Data about app and page elements

═══

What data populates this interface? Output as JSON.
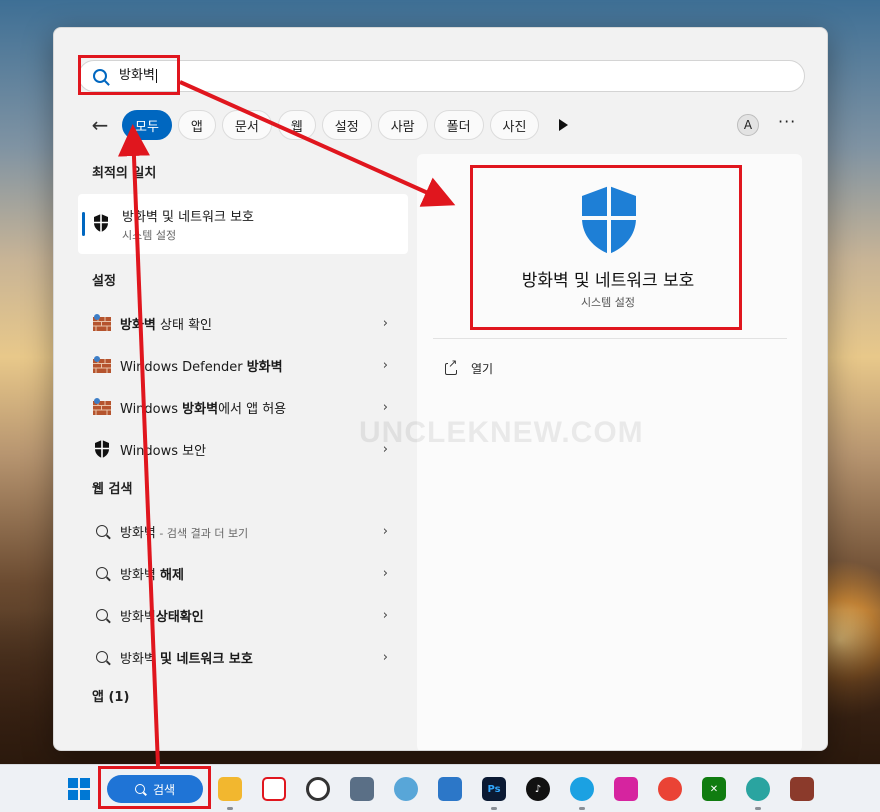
{
  "search": {
    "query": "방화벽"
  },
  "filters": {
    "back": "←",
    "chips": [
      "모두",
      "앱",
      "문서",
      "웹",
      "설정",
      "사람",
      "폴더",
      "사진"
    ],
    "account_initial": "A",
    "more": "···"
  },
  "best_match": {
    "heading": "최적의 일치",
    "title": "방화벽 및 네트워크 보호",
    "subtitle": "시스템 설정"
  },
  "settings": {
    "heading": "설정",
    "items": [
      {
        "bold": "방화벽",
        "rest": " 상태 확인"
      },
      {
        "pre": "Windows Defender ",
        "bold": "방화벽"
      },
      {
        "pre": "Windows ",
        "bold": "방화벽",
        "rest": "에서 앱 허용"
      },
      {
        "pre": "Windows 보안"
      }
    ]
  },
  "web": {
    "heading": "웹 검색",
    "items": [
      {
        "pre": "방화벽",
        "sub": " - 검색 결과 더 보기"
      },
      {
        "pre": "방화벽 ",
        "bold": "해제"
      },
      {
        "pre": "방화벽",
        "bold": "상태확인"
      },
      {
        "pre": "방화벽 ",
        "bold": "및 네트워크 보호"
      }
    ]
  },
  "apps": {
    "heading": "앱 (1)"
  },
  "detail": {
    "title": "방화벽 및 네트워크 보호",
    "subtitle": "시스템 설정",
    "open_label": "열기"
  },
  "watermark": "UNCLEKNEW.COM",
  "taskbar": {
    "search_label": "검색",
    "apps": [
      "file-explorer",
      "task-view",
      "creative-cloud",
      "calculator",
      "paint",
      "notepad",
      "photoshop",
      "tiktok",
      "edge",
      "instagram",
      "chrome",
      "xbox",
      "copilot",
      "winrar"
    ]
  },
  "colors": {
    "accent": "#0067c0",
    "annotation": "#e0161e",
    "shield": "#1e7fd6"
  }
}
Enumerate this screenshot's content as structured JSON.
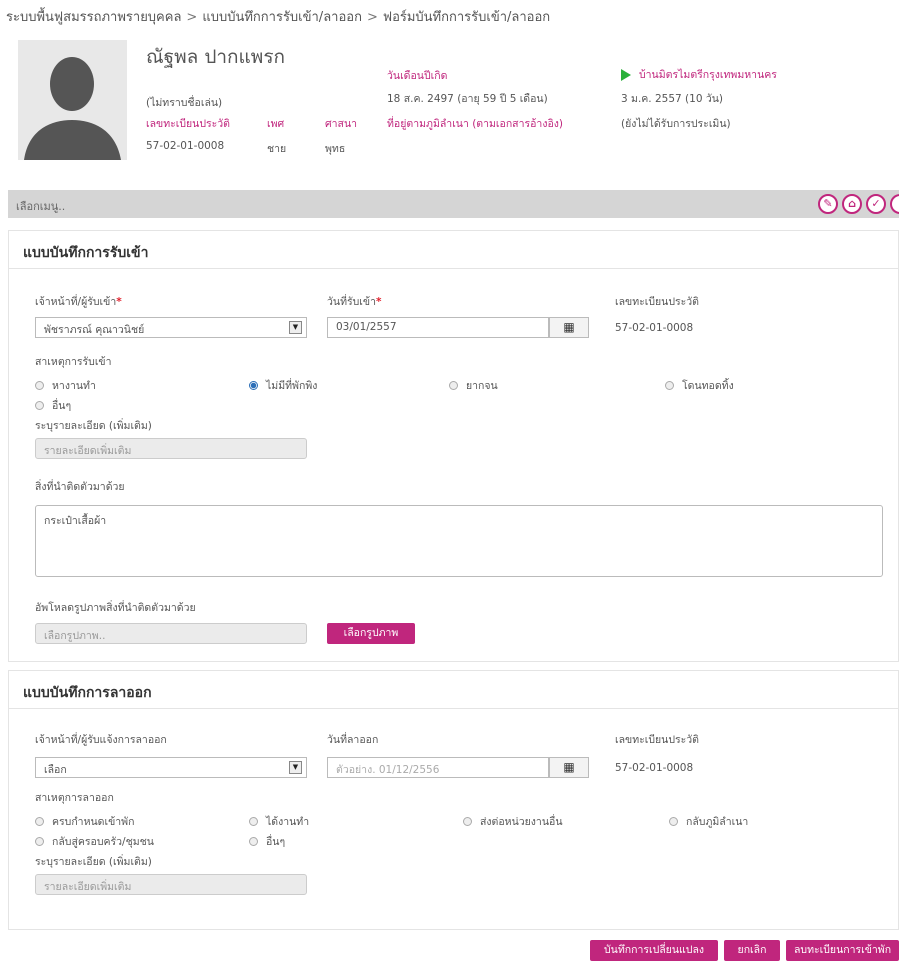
{
  "breadcrumb": [
    "ระบบพื้นฟูสมรรถภาพรายบุคคล",
    "แบบบันทึกการรับเข้า/ลาออก",
    "ฟอร์มบันทึกการรับเข้า/ลาออก"
  ],
  "breadcrumb_sep": ">",
  "profile": {
    "name": "ณัฐพล ปากแพรก",
    "nickname": "(ไม่ทราบชื่อเล่น)",
    "id_label": "เลขทะเบียนประวัติ",
    "id_value": "57-02-01-0008",
    "gender_label": "เพศ",
    "gender_value": "ชาย",
    "religion_label": "ศาสนา",
    "religion_value": "พุทธ",
    "birth_label": "วันเดือนปีเกิด",
    "birth_value": "18 ส.ค. 2497 (อายุ 59 ปี 5 เดือน)",
    "address_label": "ที่อยู่ตามภูมิลำเนา (ตามเอกสารอ้างอิง)",
    "center": "บ้านมิตรไมตรีกรุงเทพมหานคร",
    "center_date": "3 ม.ค. 2557 (10 วัน)",
    "center_status": "(ยังไม่ได้รับการประเมิน)"
  },
  "menubar": {
    "label": "เลือกเมนู.."
  },
  "intake": {
    "title": "แบบบันทึกการรับเข้า",
    "officer_label": "เจ้าหน้าที่/ผู้รับเข้า",
    "officer_value": "พัชราภรณ์ คุณาวนิชย์",
    "date_label": "วันที่รับเข้า",
    "date_value": "03/01/2557",
    "reg_label": "เลขทะเบียนประวัติ",
    "reg_value": "57-02-01-0008",
    "reason_label": "สาเหตุการรับเข้า",
    "reasons": [
      "หางานทำ",
      "ไม่มีที่พักพิง",
      "ยากจน",
      "โดนทอดทิ้ง",
      "อื่นๆ"
    ],
    "selected_reason": 1,
    "detail_label": "ระบุรายละเอียด (เพิ่มเติม)",
    "detail_placeholder": "รายละเอียดเพิ่มเติม",
    "belongings_label": "สิ่งที่นำติดตัวมาด้วย",
    "belongings_value": "กระเป๋าเสื้อผ้า",
    "upload_label": "อัพโหลดรูปภาพสิ่งที่นำติดตัวมาด้วย",
    "upload_placeholder": "เลือกรูปภาพ..",
    "upload_button": "เลือกรูปภาพ"
  },
  "leave": {
    "title": "แบบบันทึกการลาออก",
    "officer_label": "เจ้าหน้าที่/ผู้รับแจ้งการลาออก",
    "officer_value": "เลือก",
    "date_label": "วันที่ลาออก",
    "date_placeholder": "ตัวอย่าง. 01/12/2556",
    "reg_label": "เลขทะเบียนประวัติ",
    "reg_value": "57-02-01-0008",
    "reason_label": "สาเหตุการลาออก",
    "reasons": [
      "ครบกำหนดเข้าพัก",
      "ได้งานทำ",
      "ส่งต่อหน่วยงานอื่น",
      "กลับภูมิลำเนา",
      "กลับสู่ครอบครัว/ชุมชน",
      "อื่นๆ"
    ],
    "detail_label": "ระบุรายละเอียด (เพิ่มเติม)",
    "detail_placeholder": "รายละเอียดเพิ่มเติม"
  },
  "actions": {
    "save": "บันทึกการเปลี่ยนแปลง",
    "cancel": "ยกเลิก",
    "delete": "ลบทะเบียนการเข้าพัก"
  },
  "colors": {
    "accent": "#c0267d",
    "menubar": "#d5d5d5",
    "active_tri": "#2ab03a"
  }
}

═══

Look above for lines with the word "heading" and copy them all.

    "heading": "최적의 일치",
    "heading": "설정",
    "heading": "웹 검색",
    "heading": "앱 (1)"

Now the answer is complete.